Do you recognize what is on that plate? If you do I bet you’re Scandinavian or have spent some time in a Scandinavian area! That is 1/2 of a lefse round. For the uninitiated, lefse is a potato-based flatbread. In Minnesota it was something we had during the holiday season. My family usually ate it with butter and sprinkle of white sugar.
There is a company close to my hometown, House of Jacobs, who makes phenomenal lefse. My grandparents were friends with the owners. Despite their owning all of the equipment I never recall witnessing them making lefse. And really, House of Jacobs is so good I don’t know why you’d bother if you lived in the area and could get it fresh. It is the perfect thickness and appropriately potato-y in flavor. The balance of white to brown spots is balanced for perfect flavor. A few times I’ve managed to bring some House of Jacobs lefse back from Minnesota.
Mostly I’ve settled for a brand I could find in the grocery stores here. Despite it also being made in Minnesota it was lackluster; though it was better than trying to trick myself with tortillas. This year? I didn’t find it — in any of the grocery stores. I looked into ordering from House of Jacobs, but even if I made a sizeable order (it freezes well) the shipping made it positively ridiculous.
There was a period where I thought Christmas was going to be especially bleak this year. As in home alone with the dogs. So, I was not having another Christmas without lefse!
Many years ago my grandparents sent me all of their lefse making equipment. It sat in storage in the basement. I was intimidated. I hadn’t ever really been taught how to make lefse. My attempts at pie dough had not been terribly successful. The thought of taking something that was mostly mashed potato and rolling it so thin you can see through and then transferring it to a griddle seemed a task on par with scaling a tall mountain. Not impossible, but something to see guidance on and maybe even train for.
Try as we might, getting everything washed up and all the ingredients on hand all at the same time proved too complicated for the pre-Christmas shuffle. Not to mention rustling up the energy. But, a little late is better than not at all.
So, on Sunday – Epiphany and the 12th night of Christmas, Drew and I set out to tackle lefse. We did a tad of training by strolling the web for recipes and insight.

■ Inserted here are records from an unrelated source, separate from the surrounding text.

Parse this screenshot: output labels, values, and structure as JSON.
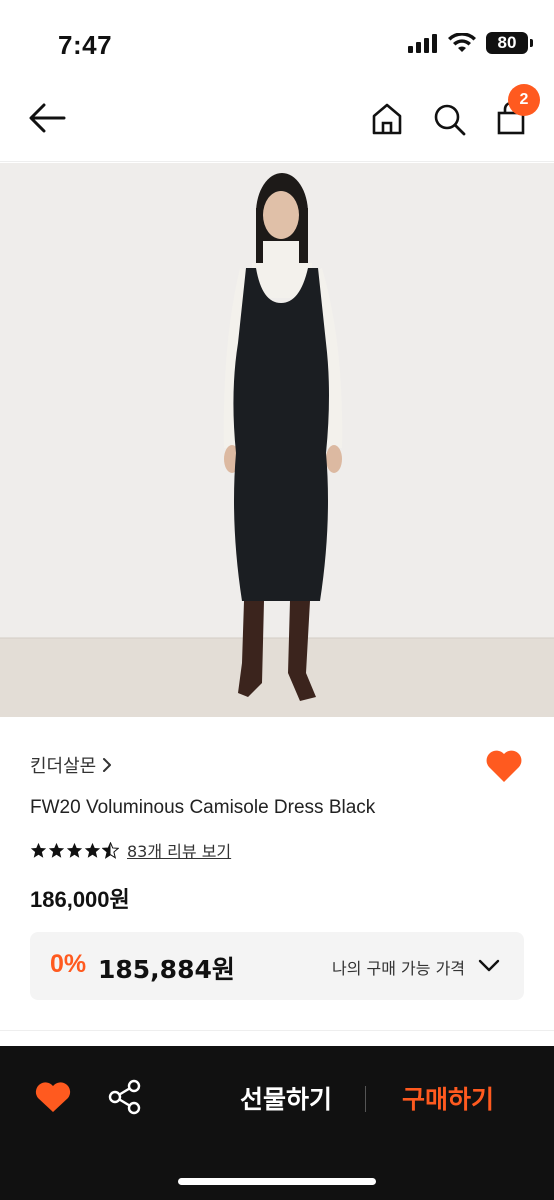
{
  "status_bar": {
    "time": "7:47",
    "battery": "80"
  },
  "header": {
    "cart_count": "2",
    "icons": [
      "back-arrow-icon",
      "home-icon",
      "search-icon",
      "shopping-bag-icon"
    ]
  },
  "product": {
    "brand": "킨더살몬",
    "name": "FW20 Voluminous Camisole Dress Black",
    "rating": 4.5,
    "review_link": "83개 리뷰 보기",
    "price": "186,000원",
    "my_price": {
      "discount": "0%",
      "price": "185,884원",
      "label": "나의 구매 가능 가격"
    }
  },
  "bottom_bar": {
    "gift_label": "선물하기",
    "buy_label": "구매하기"
  },
  "colors": {
    "accent": "#ff5a1f",
    "bottom_bar_bg": "#111111",
    "price_box_bg": "#f4f4f4"
  }
}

The best was a YouTube video. It was both informative and entertaining. We never thought about how many times one might utter the “oh” syllable when talking about making potato-based lefse :-)
It was sooo much easier than I ever dreamt. Not even half as difficult as I feared. You just make sure your pastry board and rolling pin covers are really saturated with flour and with the magic lefse turning sticks you are golden! Seriously! A batch of 9 (because I can’t divide dough evenly and we were tad afraid of making large rounds) took us only about 40 minutes. That was with us not really knowing what we were doing. A batch that size would probably take us a tad less next time.
The first two rounds that I rolled out were too thin and got kind of dry on the edges. But once Drew took over the rolling and myself the cooking, the results were awesome. I tried my hand again at the rolling out for the last few they were pretty good too.
I used the recipe from the Kitchn as it seemed the closest to what I remember my grandmother giving me with the equipment (but couldn’t find). It is based on real mashed potatoes, not the instant variety. We pretty much followed it to the T, though I did put the drained potatoes back into the hot pot to dry out a bit more as that was a tip I read elsewhere. Then we followed the directions of the women in the YouTube video in terms of rolling and cooking them.
I’m over the moon with the results. Definitely as good as House of Jacobs! And much better than what I was buying here in past years. My only regret? Waiting so gosh darn long to give it a go!
I shared a good portion of this batch with the knitting gals on Monday night. There will be more batches to come yet this winter. I’m also pretty certain a bit of this equipment will get dusted off for other kitchen tasks besides lefse - thin crust pizza, pie dough etc. And, perhaps we’ll tackle some other types of flatbread too! I even have some ideas for playing around with the lefse recipe a bit. So, my first learned skill in 2013 is a rousing success!